Let’s Get Started
There are many tools available for REST so please bear in mind, there’s a reason we are using curl instead of a browser based REST Client, like Poster, Postman, etc. The browser based clients just spit back the response body as text, and aren’t smart enough to treat this as a file and let you download it.
You will create two files on your Linux / MAC workstation. One we will call request.sh and the other will be called payload. The request.sh script contains the CURL command that puts the information into the API to retrieve the certificate pair. The payload file contains the details for the certificate that you are trying to generate.
curl -X PUT -H “Authorization: Basic YXBpdXNlcjpoaXNwYXNzd29yZA==” -H “Accept: application/vnd.com.cisco.ise.ca.endpointcert.1.0+xml; charset=utf-8” -H “Content-Type: application/vnd.com.cisco.ise.ca.endpointcert.1.0+xml; charset=utf-8” –data @payload -v –insecure https://<Your_ISE_Node>:9060/ers/config/endpointcert/certRequest > result.zip
<?xml version=”1.0″ encoding=”UTF-8″ standalone=”yes”?>
<ns3:endpointcert description=”Created in ERS” xmlns:ns2=”ers.ise.cisco.com” xmlns:ns3=”ca.ers.ise.cisco.com”>
The resulting zip files (or any error messages upon failure) will appear in a file called result.zip. So, if the response status isn’t a 200 ok (perhaps a 400 bad request) then the result.zip file will just be a text file, so open it in a text editor to see the error message.
The Accept and Content-Type headers are needed in the request (shown above) and they have the same value. This is shown on the documentation page (described below). The Authorization header is a Basic Access Authorization header. The value for this header should be:
Basic <base 64 encoding of ‘username:password’>
For the base 64 encoding, you can go to a site like this https://www.base64encode.org/ (shown in Figure 2) and go to the “Encode” tab at the top. Type in your username and password, separated by a colon (eg. apiuser:hispassword) and then hit the encode button. You’ll get something like YXBpdXNlcjpoaXNwYXNzd29yZA==. Your value for the “Authorization” header would then be “Basic YXBpdXNlcjpoaXNwYXNzd29yZA==” This is seen above in the curl command.
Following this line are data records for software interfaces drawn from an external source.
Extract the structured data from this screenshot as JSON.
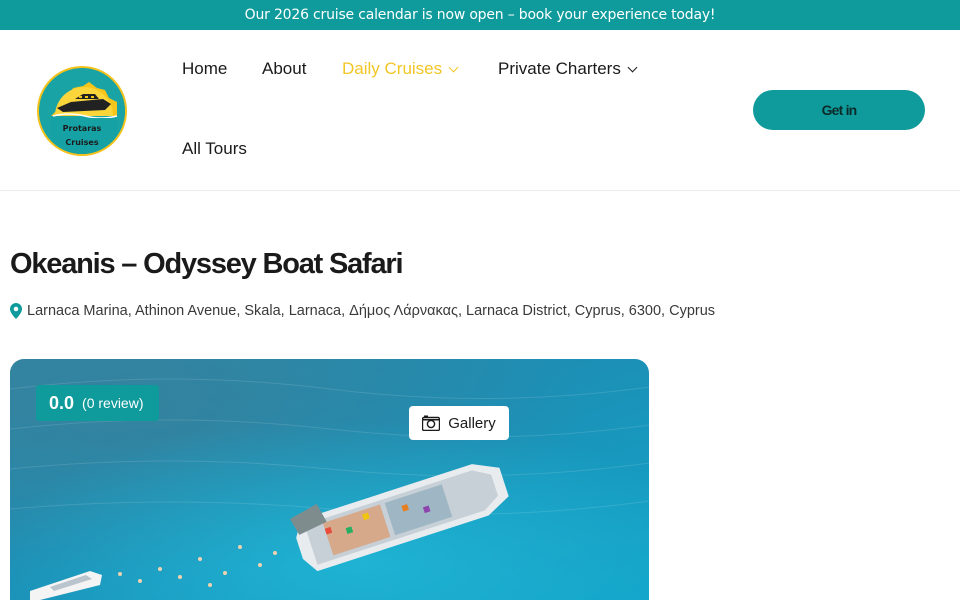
{
  "announcement": {
    "text": "Our 2026 cruise calendar is now open – book your experience today!"
  },
  "logo": {
    "line1": "Protaras",
    "line2": "Cruises"
  },
  "nav": {
    "items": [
      {
        "label": "Home",
        "active": false,
        "has_dropdown": false
      },
      {
        "label": "About",
        "active": false,
        "has_dropdown": false
      },
      {
        "label": "Daily Cruises",
        "active": true,
        "has_dropdown": true
      },
      {
        "label": "Private Charters",
        "active": false,
        "has_dropdown": true
      },
      {
        "label": "All Tours",
        "active": false,
        "has_dropdown": false
      }
    ]
  },
  "cta": {
    "label": "Get in"
  },
  "tour": {
    "title": "Okeanis – Odyssey Boat Safari",
    "address": "Larnaca Marina, Athinon Avenue, Skala, Larnaca, Δήμος Λάρνακας, Larnaca District, Cyprus, 6300, Cyprus"
  },
  "rating": {
    "score": "0.0",
    "reviews": "(0 review)"
  },
  "gallery": {
    "label": "Gallery"
  },
  "colors": {
    "brand": "#0f9a9b",
    "accent": "#f2c624",
    "text": "#1a1a1a"
  },
  "icons": {
    "location": "map-pin-icon",
    "gallery": "camera-icon",
    "dropdown": "chevron-down-icon"
  }
}
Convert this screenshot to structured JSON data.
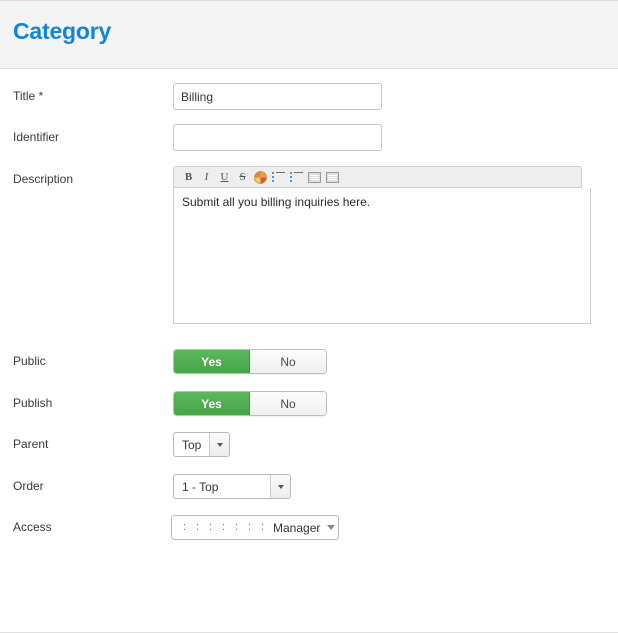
{
  "header": {
    "title": "Category",
    "title_color": "#1186d8",
    "background_color": "#f4f4f4"
  },
  "form": {
    "fields": [
      {
        "label": "Title *",
        "type": "text",
        "value": "Billing",
        "placeholder": ""
      },
      {
        "label": "Identifier",
        "type": "text",
        "value": "",
        "placeholder": ""
      },
      {
        "label": "Description",
        "type": "richtext",
        "value": "Submit all you billing inquiries here."
      },
      {
        "label": "Public",
        "type": "toggle",
        "options": [
          "Yes",
          "No"
        ],
        "selected": "Yes"
      },
      {
        "label": "Publish",
        "type": "toggle",
        "options": [
          "Yes",
          "No"
        ],
        "selected": "Yes"
      },
      {
        "label": "Parent",
        "type": "select",
        "value": "Top"
      },
      {
        "label": "Order",
        "type": "select",
        "value": "1 - Top"
      },
      {
        "label": "Access",
        "type": "select",
        "value": "Manager",
        "indent_marks": 7,
        "indent_glyph": ":"
      }
    ]
  },
  "editor": {
    "toolbar": [
      {
        "name": "bold-icon",
        "glyph": "B"
      },
      {
        "name": "italic-icon",
        "glyph": "I"
      },
      {
        "name": "underline-icon",
        "glyph": "U"
      },
      {
        "name": "strikethrough-icon",
        "glyph": "S"
      },
      {
        "name": "text-color-palette-icon",
        "glyph": ""
      },
      {
        "name": "ordered-list-icon",
        "glyph": ""
      },
      {
        "name": "unordered-list-icon",
        "glyph": ""
      },
      {
        "name": "outdent-icon",
        "glyph": ""
      },
      {
        "name": "indent-icon",
        "glyph": ""
      }
    ]
  },
  "colors": {
    "toggle_active_green": "#5cb85c",
    "accent_blue": "#1186d8",
    "border_gray": "#c4c4c4"
  }
}
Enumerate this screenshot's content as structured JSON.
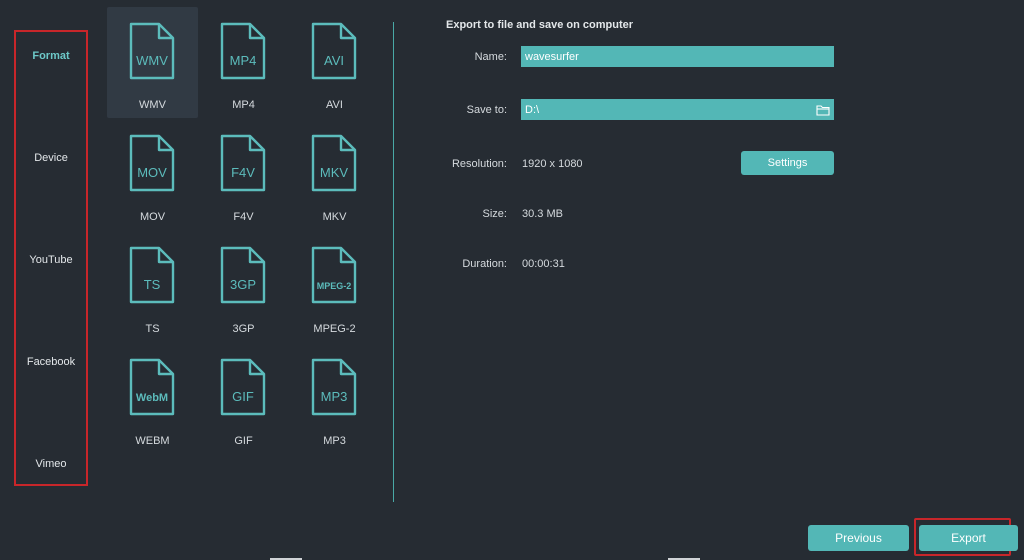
{
  "nav": {
    "items": [
      {
        "label": "Format",
        "active": true
      },
      {
        "label": "Device",
        "active": false
      },
      {
        "label": "YouTube",
        "active": false
      },
      {
        "label": "Facebook",
        "active": false
      },
      {
        "label": "Vimeo",
        "active": false
      }
    ]
  },
  "formats": [
    {
      "icon_text": "WMV",
      "label": "WMV",
      "selected": true
    },
    {
      "icon_text": "MP4",
      "label": "MP4"
    },
    {
      "icon_text": "AVI",
      "label": "AVI"
    },
    {
      "icon_text": "MOV",
      "label": "MOV"
    },
    {
      "icon_text": "F4V",
      "label": "F4V"
    },
    {
      "icon_text": "MKV",
      "label": "MKV"
    },
    {
      "icon_text": "TS",
      "label": "TS"
    },
    {
      "icon_text": "3GP",
      "label": "3GP"
    },
    {
      "icon_text": "MPEG-2",
      "label": "MPEG-2"
    },
    {
      "icon_text": "WebM",
      "label": "WEBM"
    },
    {
      "icon_text": "GIF",
      "label": "GIF"
    },
    {
      "icon_text": "MP3",
      "label": "MP3"
    }
  ],
  "panel": {
    "title": "Export to file and save on computer",
    "name_label": "Name:",
    "name_value": "wavesurfer",
    "save_to_label": "Save to:",
    "save_to_value": "D:\\",
    "resolution_label": "Resolution:",
    "resolution_value": "1920 x 1080",
    "settings_label": "Settings",
    "size_label": "Size:",
    "size_value": "30.3 MB",
    "duration_label": "Duration:",
    "duration_value": "00:00:31"
  },
  "footer": {
    "previous_label": "Previous",
    "export_label": "Export"
  },
  "colors": {
    "background": "#262c33",
    "accent": "#53b7b6",
    "icon_stroke": "#5cbcbc",
    "highlight": "#c8262a"
  }
}
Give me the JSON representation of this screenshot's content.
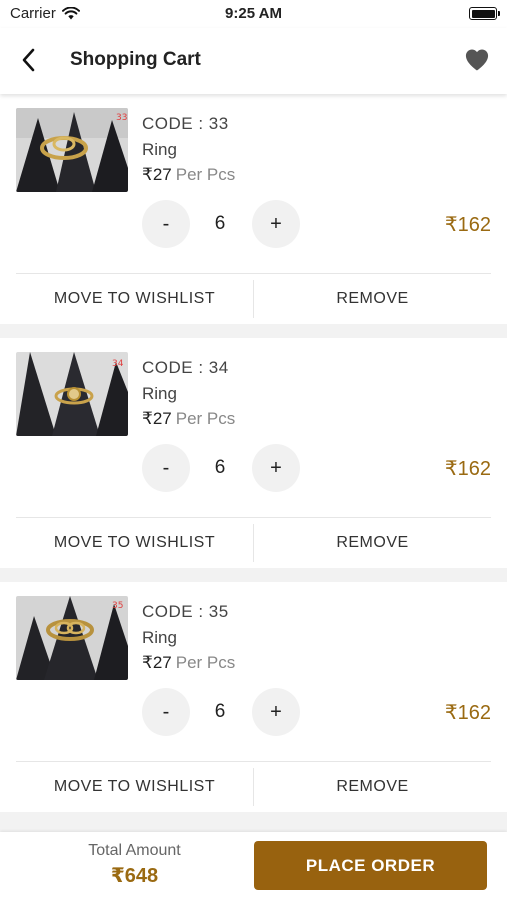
{
  "status_bar": {
    "carrier": "Carrier",
    "time": "9:25 AM"
  },
  "header": {
    "title": "Shopping Cart"
  },
  "items": [
    {
      "code": "CODE : 33",
      "name": "Ring",
      "price": "₹27",
      "unit": "Per Pcs",
      "quantity": "6",
      "total": "₹162",
      "tag": "33",
      "minus": "-",
      "plus": "+",
      "wishlist": "MOVE TO WISHLIST",
      "remove": "REMOVE"
    },
    {
      "code": "CODE : 34",
      "name": "Ring",
      "price": "₹27",
      "unit": "Per Pcs",
      "quantity": "6",
      "total": "₹162",
      "tag": "34",
      "minus": "-",
      "plus": "+",
      "wishlist": "MOVE TO WISHLIST",
      "remove": "REMOVE"
    },
    {
      "code": "CODE : 35",
      "name": "Ring",
      "price": "₹27",
      "unit": "Per Pcs",
      "quantity": "6",
      "total": "₹162",
      "tag": "35",
      "minus": "-",
      "plus": "+",
      "wishlist": "MOVE TO WISHLIST",
      "remove": "REMOVE"
    }
  ],
  "footer": {
    "total_label": "Total Amount",
    "total_value": "₹648",
    "place_order": "PLACE ORDER"
  },
  "colors": {
    "accent": "#98620f",
    "price": "#9a6a12"
  },
  "icons": {
    "back": "chevron-left-icon",
    "wishlist": "heart-icon",
    "signal": "wifi-icon",
    "battery": "battery-icon"
  }
}
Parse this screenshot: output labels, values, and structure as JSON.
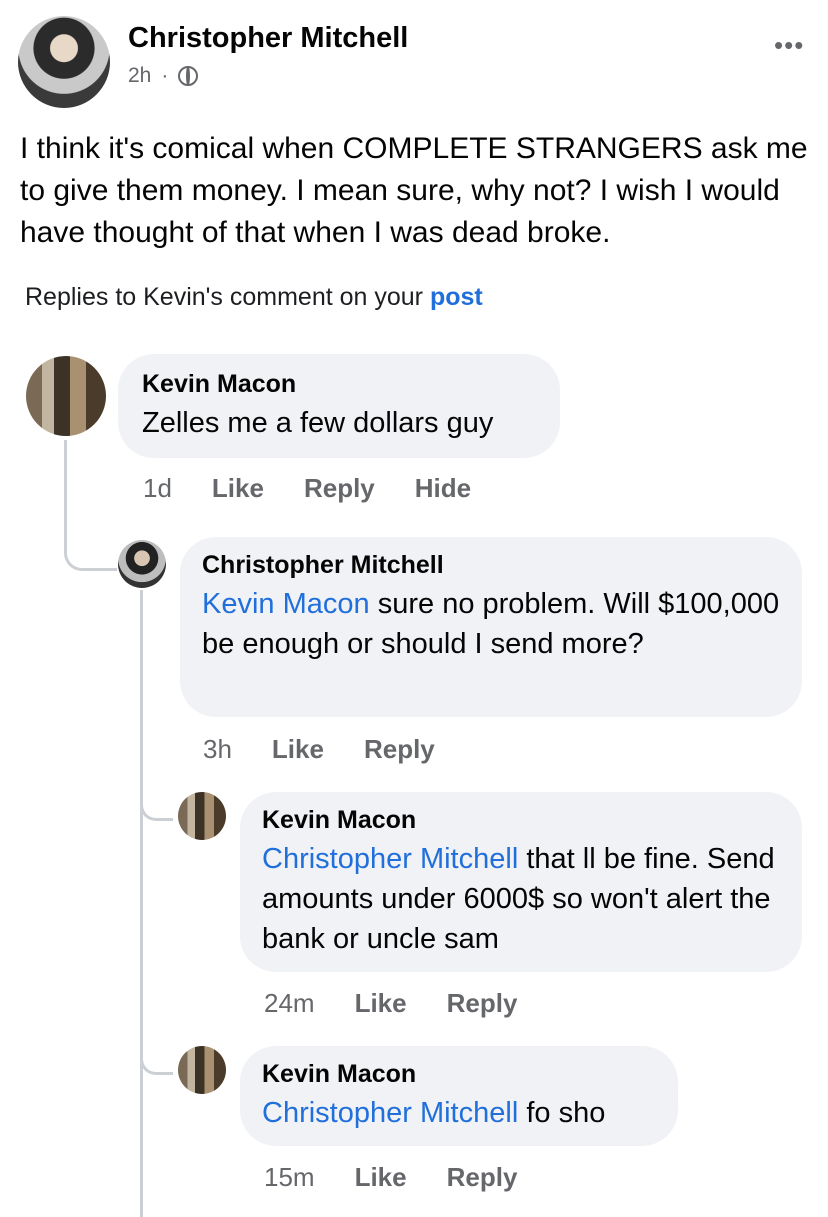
{
  "post": {
    "author": "Christopher Mitchell",
    "time": "2h",
    "dot": "·",
    "privacy_icon": "globe-icon",
    "more_icon": "more-icon",
    "more_glyph": "•••",
    "text": "I think it's comical when COMPLETE STRANGERS ask me to give them money. I mean sure, why not? I wish I would have thought of that when I was dead broke."
  },
  "replies_header": {
    "prefix": "Replies to Kevin's comment on your",
    "link": "post"
  },
  "comments": [
    {
      "author": "Kevin Macon",
      "mention": "",
      "text": "Zelles me a few dollars guy",
      "time": "1d",
      "like": "Like",
      "reply": "Reply",
      "hide": "Hide"
    },
    {
      "author": "Christopher Mitchell",
      "mention": "Kevin Macon",
      "text": "sure no problem. Will $100,000 be enough or should I send more?",
      "time": "3h",
      "like": "Like",
      "reply": "Reply"
    },
    {
      "author": "Kevin Macon",
      "mention": "Christopher Mitchell",
      "text": "that ll be  fine. Send amounts under 6000$ so won't alert the bank or uncle sam",
      "time": "24m",
      "like": "Like",
      "reply": "Reply"
    },
    {
      "author": "Kevin Macon",
      "mention": "Christopher Mitchell",
      "text": "fo sho",
      "time": "15m",
      "like": "Like",
      "reply": "Reply"
    }
  ]
}
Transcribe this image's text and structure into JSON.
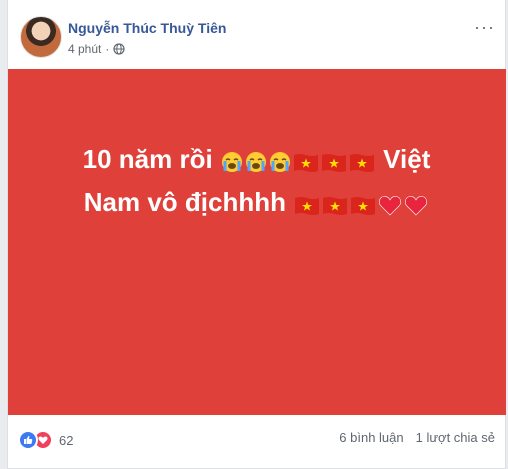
{
  "post": {
    "author": "Nguyễn Thúc Thuỳ Tiên",
    "time": "4 phút",
    "privacy_icon": "globe-icon",
    "background_color": "#e0403a",
    "text_line_1": "10 năm rồi",
    "text_line_1_end": "Việt",
    "text_line_2": "Nam vô địchhhh",
    "emojis_line_1": [
      "loudly-crying-face",
      "loudly-crying-face",
      "loudly-crying-face",
      "vietnam-flag",
      "vietnam-flag",
      "vietnam-flag"
    ],
    "emojis_line_2": [
      "vietnam-flag",
      "vietnam-flag",
      "vietnam-flag",
      "red-heart",
      "red-heart"
    ]
  },
  "footer": {
    "reaction_icons": [
      "like-icon",
      "love-icon"
    ],
    "reaction_count": "62",
    "comments": "6 bình luận",
    "shares": "1 lượt chia sẻ"
  },
  "colors": {
    "author_link": "#365899",
    "like": "#3b7af2",
    "love": "#f0405b"
  }
}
Before you can use the script, you’ll need to enable ERS on your ISE deployment. Navigate to: Administration > System > Settings > ERS Settings. Enable ERS on the Primary Administrative Node as seen in Figure 3. Don’t forget to click Save.
This page will also show a URL to the ERS documentation. The URL should be https://<your_ise_node>:9060/ers/sdk
This documentation page has a lot of information. The most useful pages should be:
Quick Reference > Setting up
Quick Reference > Request Headers
API Documentation > End Point Certificates
In addition to enabling the ERS API, you will also need a ERS Admin level user. Navigate to: Administration > System > Admin Access > Administrators > Admin Users. Click Add and setup an ERS Admin user similar to the one in Figure 4. Don’t forget to click Save. This is the username and password that needs to be converted to BASE64 and inserted into the request.sh script.
You also need a Certificate Template for the CA to use. There is a built-in certificate template to all ISE 1.3 installs named “EAP_Authentication_Certificate_Template” that you can use, or you may want to create your own brand-new template for your environment.
Figure 5 shows a custom template that I’m using for this blog post. You must specify the template name in the payload file in the certTemplateName section.
Let’s go through an example
I created a file named request.sh. The contents of this file are shown in Figure 6.
I also created a file named payload. The contents are shown in Figure 7.
I now run the request.sh file, as seen in Figure 8.
Figure 9 shows the resulting zip file and the extracted certificate chain (p12 file).
Again, I want to thank Val Kilmer, err… I mean Victor Ashe for the script and the brilliant ISE CA team for all their continued hard work and top-notch delivery.